Rather than going it alone, various tapes, podcasts, audiobooks, and YouTube videos will allow you to follow along to hypnotherapists, therapists, and other experts. These days, we can also look towards mobile apps for help. Alternatively, people who prefer human contact can team up with an instructor for a one-to-one session or class. 


While on the theme of therapists, insomnia and other sleep disturbances can be resolved with CBT (cognitive behavioral therapy). By working with a specialist, you might be able to identify problems and correct invasive thoughts (or any other issues preventing your precious sleep!). 


What does hypnosis offer? Well, it’s a way to get the mind and body to relax. Especially after a long, hard day full of stress, it helps in your sleep preparation. In some cases, it can even be employed to reduce the symptoms that come with IBS (irritable bowel syndrome), chronic pain and other health conditions. 

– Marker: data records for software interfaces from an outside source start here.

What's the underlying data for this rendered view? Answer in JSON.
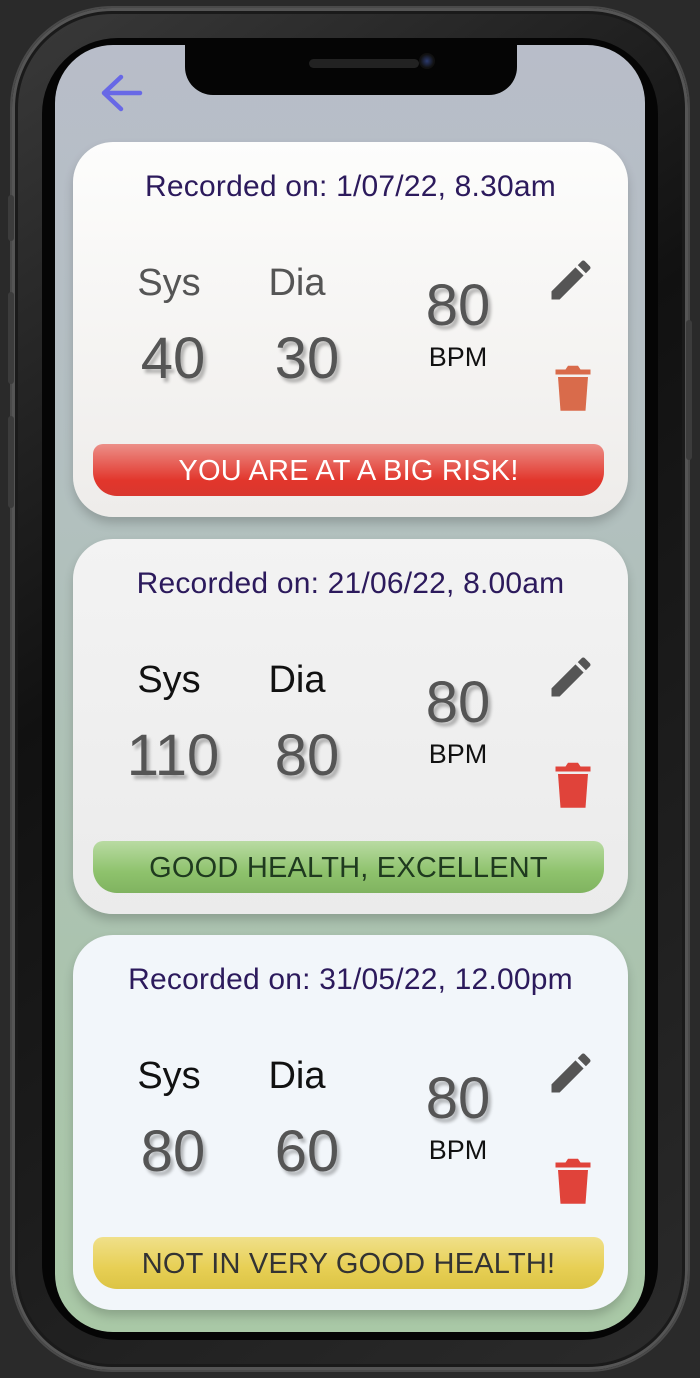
{
  "colors": {
    "accent": "#6868e6",
    "recorded_text": "#2c1a5c",
    "risk_red": "#e2362c",
    "good_green": "#8ec26c",
    "warn_yellow": "#e7cf54",
    "delete_icon_orange": "#d96b4b",
    "delete_icon_red": "#e0433a",
    "edit_icon": "#555555"
  },
  "header": {
    "back_icon": "arrow-left-icon"
  },
  "readings": [
    {
      "recorded": "Recorded on: 1/07/22, 8.30am",
      "sys_label": "Sys",
      "dia_label": "Dia",
      "sys_value": "40",
      "dia_value": "30",
      "bpm_value": "80",
      "bpm_label": "BPM",
      "status": "YOU ARE AT A BIG RISK!",
      "status_level": "risk",
      "label_color": "#555555"
    },
    {
      "recorded": "Recorded on: 21/06/22, 8.00am",
      "sys_label": "Sys",
      "dia_label": "Dia",
      "sys_value": "110",
      "dia_value": "80",
      "bpm_value": "80",
      "bpm_label": "BPM",
      "status": "GOOD HEALTH, EXCELLENT",
      "status_level": "good",
      "label_color": "#111111"
    },
    {
      "recorded": "Recorded on: 31/05/22, 12.00pm",
      "sys_label": "Sys",
      "dia_label": "Dia",
      "sys_value": "80",
      "dia_value": "60",
      "bpm_value": "80",
      "bpm_label": "BPM",
      "status": "NOT IN VERY GOOD HEALTH!",
      "status_level": "warning",
      "label_color": "#111111"
    }
  ]
}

In order to enter this state of deep relaxation and focus, you’ll need the verbal cues of a trained hypnotherapist. From here, they can make deep sleep more accessible by training you to respond to certain suggestions. 

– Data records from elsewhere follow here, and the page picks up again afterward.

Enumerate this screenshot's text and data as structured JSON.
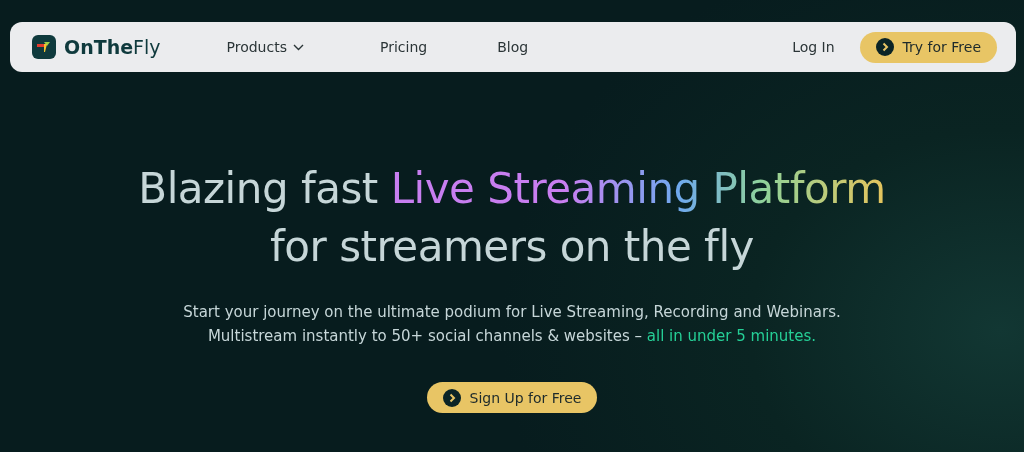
{
  "nav": {
    "logo": "**OnThe**Fly",
    "links": [
      {
        "label": "Products",
        "has_menu": true
      },
      {
        "label": "Pricing",
        "has_menu": false
      },
      {
        "label": "Blog",
        "has_menu": false
      }
    ],
    "login": "Log In",
    "cta": "Try for Free"
  },
  "hero": {
    "headline_start": "Blazing fast ",
    "headline_highlight": "Live Streaming Platform",
    "headline_line_2": "for streamers on the fly",
    "subtitle_line_1": "Start your journey on the ultimate podium for Live Streaming, Recording and Webinars.",
    "subtitle_line_2": "Multistream instantly to 50+ social channels & websites – ",
    "subtitle_accent": "all in under 5 minutes.",
    "cta": "Sign Up for Free"
  }
}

Essential Oils 

If you’re someone who likes to play around with essential oils, we have three for you here that could help your sleeping habits. 

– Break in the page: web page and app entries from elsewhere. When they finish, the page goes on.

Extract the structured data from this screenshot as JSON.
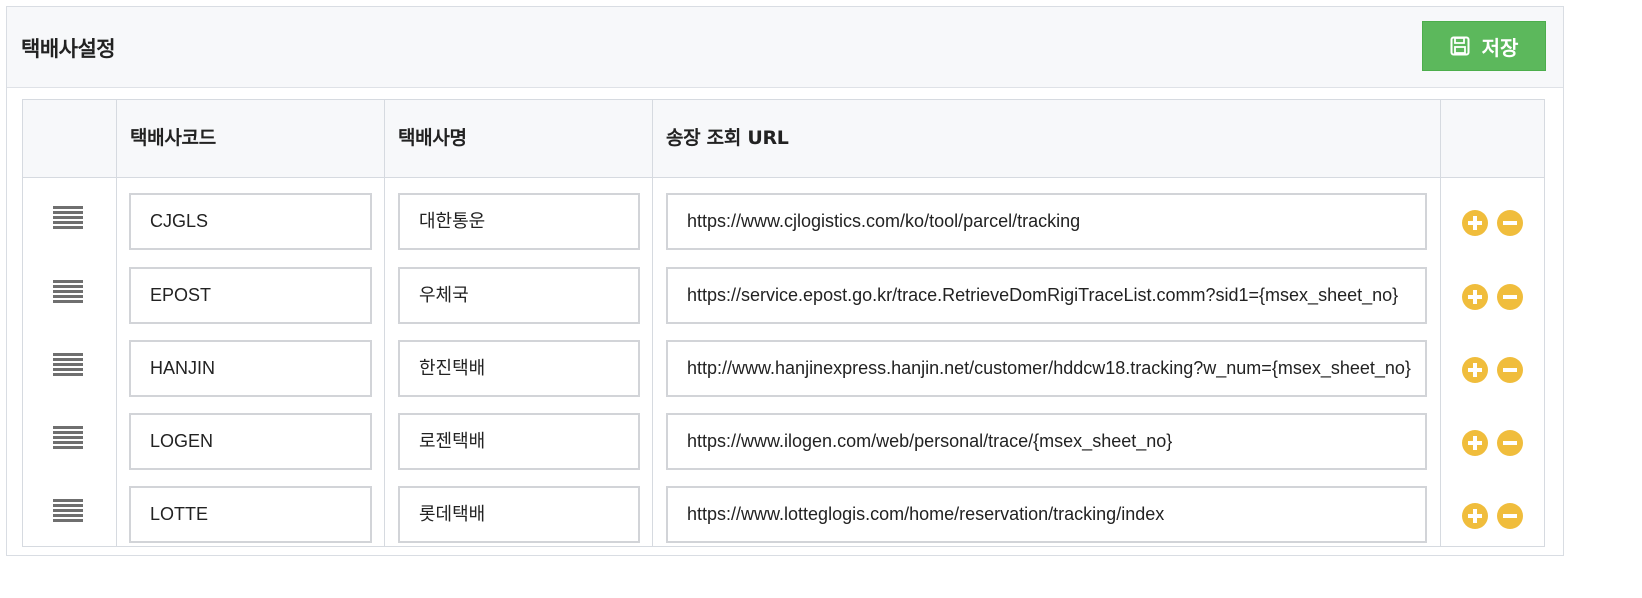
{
  "panel": {
    "title": "택배사설정",
    "save_label": "저장",
    "save_icon": "floppy-disk-icon"
  },
  "table": {
    "columns": [
      "",
      "택배사코드",
      "택배사명",
      "송장 조회 URL",
      ""
    ],
    "rows": [
      {
        "code": "CJGLS",
        "name": "대한통운",
        "url": "https://www.cjlogistics.com/ko/tool/parcel/tracking"
      },
      {
        "code": "EPOST",
        "name": "우체국",
        "url": "https://service.epost.go.kr/trace.RetrieveDomRigiTraceList.comm?sid1={msex_sheet_no}"
      },
      {
        "code": "HANJIN",
        "name": "한진택배",
        "url": "http://www.hanjinexpress.hanjin.net/customer/hddcw18.tracking?w_num={msex_sheet_no}"
      },
      {
        "code": "LOGEN",
        "name": "로젠택배",
        "url": "https://www.ilogen.com/web/personal/trace/{msex_sheet_no}"
      },
      {
        "code": "LOTTE",
        "name": "롯데택배",
        "url": "https://www.lotteglogis.com/home/reservation/tracking/index"
      }
    ],
    "row_icons": {
      "drag": "drag-handle-icon",
      "add": "plus-circle-icon",
      "remove": "minus-circle-icon"
    }
  },
  "colors": {
    "save_button": "#5cb85c",
    "action_circle": "#f0bd3c",
    "header_bg": "#f7f8fa",
    "border": "#d6dae0"
  }
}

  • Clary Sage Oil - may boost relaxation and help the body to release all tenseness. 
  • Lavender - We’ve already mentioned Lavender, but it deserves another appearance in this guide since the essential oil may help the nervous system, encouraging more restorative sleep…this is exactly why many sleep-related products will contain lavender in some capacity. 
  • Sleep Blends - Finally, you’ll also find blends that combine lavender, chamomile, spruce, and other essential oils that offer relaxing properties.

Sleep Anxiety

Have you ever been lying in bed while your mind races with all the things you have to do the next day, week, and month? It’s perhaps not a surprise to hear that anxiety and stress are two of the biggest factors with insomnia and other sleep disorders. As well as finding it difficult to fall asleep, anxiety can also make restful sleep unattainable. 

On the flip side, people with sleep problems can generate anxiety as a result. You sit all evening worrying about going to bed just in case sleep doesn’t come your way. If this is an occasional problem, we recommend trying lifestyle changes. In fact, something simple like a walk during the day can work wonders; as can limiting technology an hour before intended sleep. If your head is spinning with ideas and tasks, write a to-do list and try to empty the mind. 

When the sleep problem happens every single night, this is where a chat with a doctor is required. They might suggest CBT, sleep aids, and other solutions. 

Sleep Regression

At the four-month mark, people with babies may notice that their child starts to awaken in the night. Though frustrating, it is common and often called ‘four-month sleep regression’. Some babies don’t sleep through the night and nap less during the day. 

To manage this issue, try to tire your baby out during the day; allow them to explore and engage with their environment. Also, ensure they’re well-fed because some babies will forget to eat while exploring their new world. A full belly can help them sleep longer. Finally, try to remove all light from their bedroom (they’ll be more likely to go back to sleep after waking!). 


We wish you luck in resolving your sleep problems whether in yourself, a partner, a child, or even a baby. Try our advice and don’t hesitate to visit the doctor if it’s starting to affect your day-to-day enjoyment in life! 

Categories: Sleep Health